For this new application, Murielle Richard uses the mechanical properties of flexible parallel structures. Each of the “plates” of the is composed of parallel elements linked together by very fine metal bands. These plates are made from one piece, carved in a block of metal using a high-precision method of electrical discharge machining. Thus, they are able to generate, in each direction, movements that can be combined and controlled with extremely high precision.

Industry is expected to show a high level of interest in this technology. Precision of the order of five nanometers (millionths of millimeters) in a modular device that is quickly adaptable to specific needs constitutes a record and holds the promise of exciting economic perspectives for those sectors requiring very high precision; for example, fine watchmaking, optics or microtechnology.

Explore further: Q&A: Drones might help explain how tornadoes form

Provided by Ecole Polytechnique Federale de Lausanne

4.9 /5 (11 votes)

Related Stories

When robots learn from our mistakes

May 26, 2011

(PhysOrg.com) -- Robots typically acquire new capacities by imitation. Now, EPFL scientists are doing the inverse -- developing machines that can learn more rapidly and outperform humans by starting from failed ...

A robot with finger-tip sensitivity

Dec 01, 2010

Two arms, three cameras, finger-tip sensitivity and a variety of facial expressions – these are the distinguishing features of the pi4-workerbot. Similar in size to a human being, it can be employed at ...

Music-playing robot developed by Drexel students

Mar 17, 2011

Only a decade ago, musically-aware humanoids, or robots, equipped to play popular songs on the piano and dance to audio beats could have come to life only in a science fiction film, but for Drexel University ...
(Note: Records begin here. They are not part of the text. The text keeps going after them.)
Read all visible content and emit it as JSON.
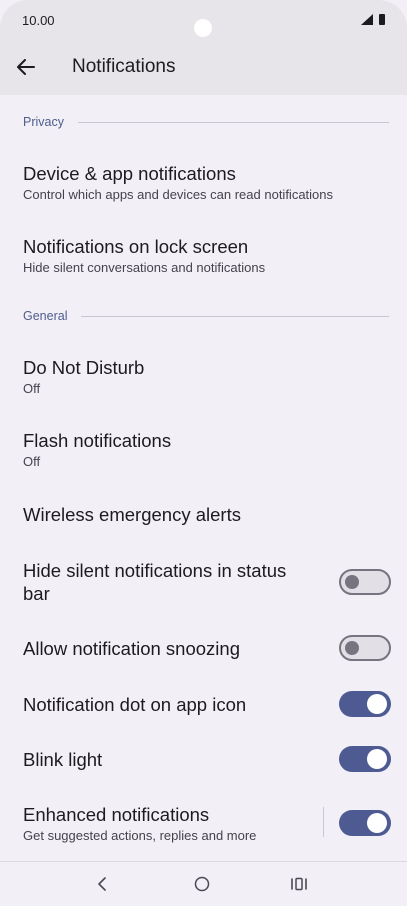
{
  "status_bar": {
    "time": "10.00"
  },
  "app_bar": {
    "title": "Notifications"
  },
  "sections": {
    "privacy": "Privacy",
    "general": "General"
  },
  "items": {
    "device_app": {
      "title": "Device & app notifications",
      "subtitle": "Control which apps and devices can read notifications"
    },
    "lock_screen": {
      "title": "Notifications on lock screen",
      "subtitle": "Hide silent conversations and notifications"
    },
    "dnd": {
      "title": "Do Not Disturb",
      "subtitle": "Off"
    },
    "flash": {
      "title": "Flash notifications",
      "subtitle": "Off"
    },
    "wireless": {
      "title": "Wireless emergency alerts"
    },
    "hide_silent": {
      "title_line1": "Hide silent notifications in status",
      "title_line2": "bar",
      "toggle": "off"
    },
    "snoozing": {
      "title": "Allow notification snoozing",
      "toggle": "off"
    },
    "dot": {
      "title": "Notification dot on app icon",
      "toggle": "on"
    },
    "blink": {
      "title": "Blink light",
      "toggle": "on"
    },
    "enhanced": {
      "title": "Enhanced notifications",
      "subtitle": "Get suggested actions, replies and more",
      "toggle": "on"
    }
  },
  "colors": {
    "accent": "#4e5a92",
    "section_text": "#4e5d8f",
    "background": "#f3eff6",
    "bar": "#e8e5ea"
  },
  "icons": {
    "back": "arrow-left-icon",
    "nav_back": "chevron-left-icon",
    "nav_home": "circle-home-icon",
    "nav_recents": "recents-icon"
  }
}
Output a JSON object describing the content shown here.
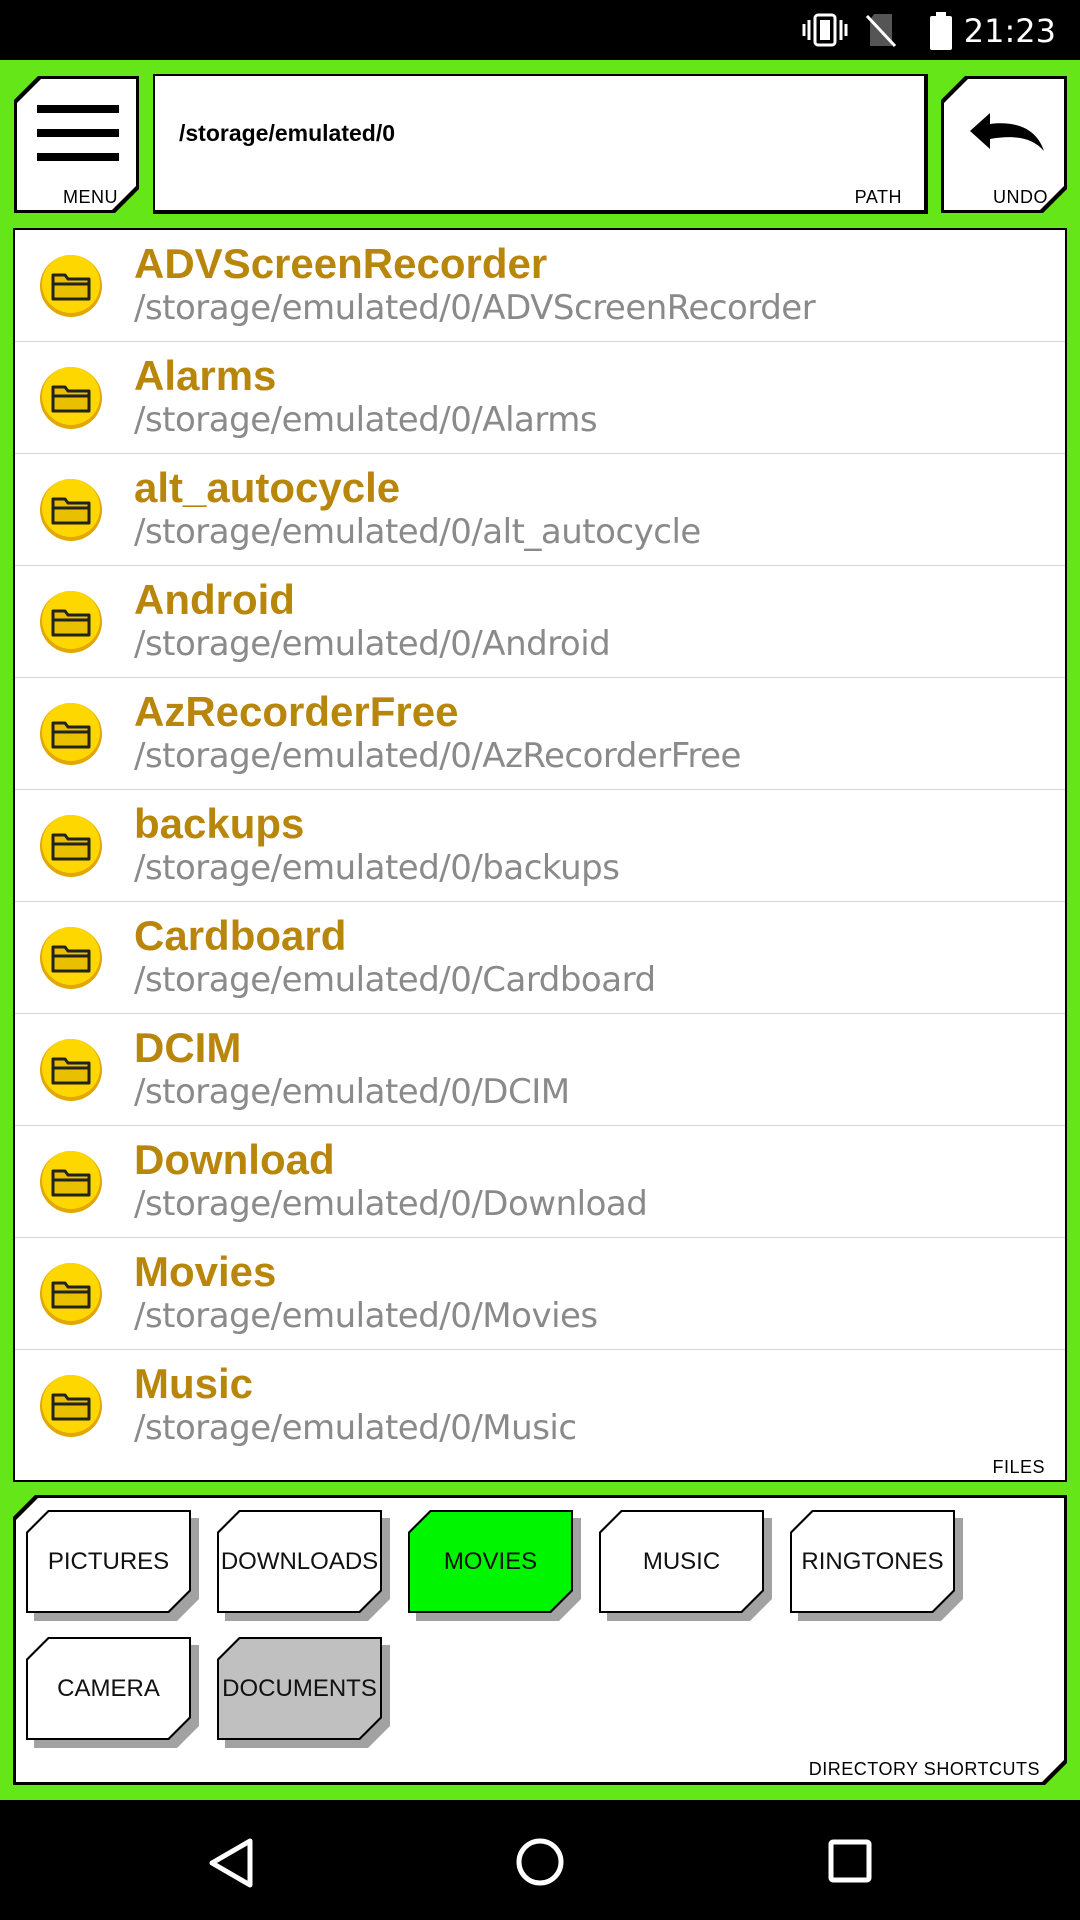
{
  "status_bar": {
    "time": "21:23"
  },
  "header": {
    "menu_label": "MENU",
    "path_value": "/storage/emulated/0",
    "path_label": "PATH",
    "undo_label": "UNDO"
  },
  "files": {
    "label": "FILES",
    "items": [
      {
        "name": "ADVScreenRecorder",
        "path": "/storage/emulated/0/ADVScreenRecorder"
      },
      {
        "name": "Alarms",
        "path": "/storage/emulated/0/Alarms"
      },
      {
        "name": "alt_autocycle",
        "path": "/storage/emulated/0/alt_autocycle"
      },
      {
        "name": "Android",
        "path": "/storage/emulated/0/Android"
      },
      {
        "name": "AzRecorderFree",
        "path": "/storage/emulated/0/AzRecorderFree"
      },
      {
        "name": "backups",
        "path": "/storage/emulated/0/backups"
      },
      {
        "name": "Cardboard",
        "path": "/storage/emulated/0/Cardboard"
      },
      {
        "name": "DCIM",
        "path": "/storage/emulated/0/DCIM"
      },
      {
        "name": "Download",
        "path": "/storage/emulated/0/Download"
      },
      {
        "name": "Movies",
        "path": "/storage/emulated/0/Movies"
      },
      {
        "name": "Music",
        "path": "/storage/emulated/0/Music"
      }
    ]
  },
  "shortcuts": {
    "label": "DIRECTORY SHORTCUTS",
    "items": [
      {
        "label": "PICTURES",
        "state": "normal"
      },
      {
        "label": "DOWNLOADS",
        "state": "normal"
      },
      {
        "label": "MOVIES",
        "state": "active"
      },
      {
        "label": "MUSIC",
        "state": "normal"
      },
      {
        "label": "RINGTONES",
        "state": "normal"
      },
      {
        "label": "CAMERA",
        "state": "normal"
      },
      {
        "label": "DOCUMENTS",
        "state": "grey"
      }
    ]
  },
  "colors": {
    "app_background": "#64e619",
    "folder_name": "#b8860b",
    "folder_icon": "#ffd700",
    "active_shortcut": "#00f500",
    "grey_shortcut": "#c0c0c0"
  },
  "icons": {
    "status": [
      "vibrate-icon",
      "no-sim-icon",
      "battery-icon"
    ],
    "nav": [
      "back-icon",
      "home-icon",
      "recents-icon"
    ]
  }
}
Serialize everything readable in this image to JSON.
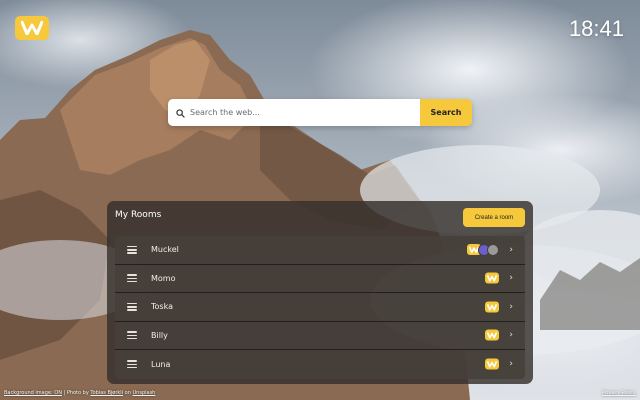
{
  "app": {
    "clock": "18:41"
  },
  "search": {
    "placeholder": "Search the web...",
    "button_label": "Search"
  },
  "rooms_panel": {
    "title": "My Rooms",
    "create_label": "Create a room",
    "rooms": [
      {
        "name": "Muckel",
        "members": [
          "logo",
          "avatar-purple",
          "avatar-gray"
        ]
      },
      {
        "name": "Momo",
        "members": [
          "logo"
        ]
      },
      {
        "name": "Toska",
        "members": [
          "logo"
        ]
      },
      {
        "name": "Billy",
        "members": [
          "logo"
        ]
      },
      {
        "name": "Luna",
        "members": [
          "logo"
        ]
      }
    ]
  },
  "footer": {
    "bg_link": "Background image: ON",
    "separator": " | Photo by ",
    "photographer": "Tobias Bjørkli",
    "on": " on ",
    "source": "Unsplash",
    "privacy": "Privacy Policy"
  },
  "icons": {
    "logo": "logo-icon",
    "search": "search-icon",
    "handle": "drag-handle-icon",
    "chevron": "chevron-right-icon"
  },
  "colors": {
    "accent": "#f6c83b",
    "panel": "#34302c",
    "avatar_purple": "#6b5fc9",
    "avatar_gray": "#9a9a9a"
  }
}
Recommended for you

Cyclist's helmet, Volvo car to communicate for safety

5 hours ago

Volvo calls it "a wearable life-saving wearable cycling tech concept." The car maker is referring to a connected car and helmet prototype that enables two-way communication between Volvo drivers and cyclists ...

California puzzles over safety of driverless cars

6 hours ago

California's Department of Motor Vehicles will miss a year-end deadline to adopt new rules for cars of the future because regulators first have to figure out how they'll know whether "driverless" vehicles ...

Britain's UKIP issues online rules after gaffes

6 hours ago

UK Independence Party (UKIP), the British anti-European Union party, has ordered a crackdown on the use of social media by supporters and members following a series of controversies.

Sony saga blends foreign intrigue, star wattage

6 hours ago

The hackers who hit Sony Pictures Entertainment days before Thanksgiving crippled the network, stole gigabytes of data and spilled into public view unreleased films and reams of private and sometimes embarrassing ...

User comments : 0

Please sign in to add a comment. Registration is free, and takes less than a minute. Read more

Click here to reset your password.
Sign in to get notified via email when new comments are made.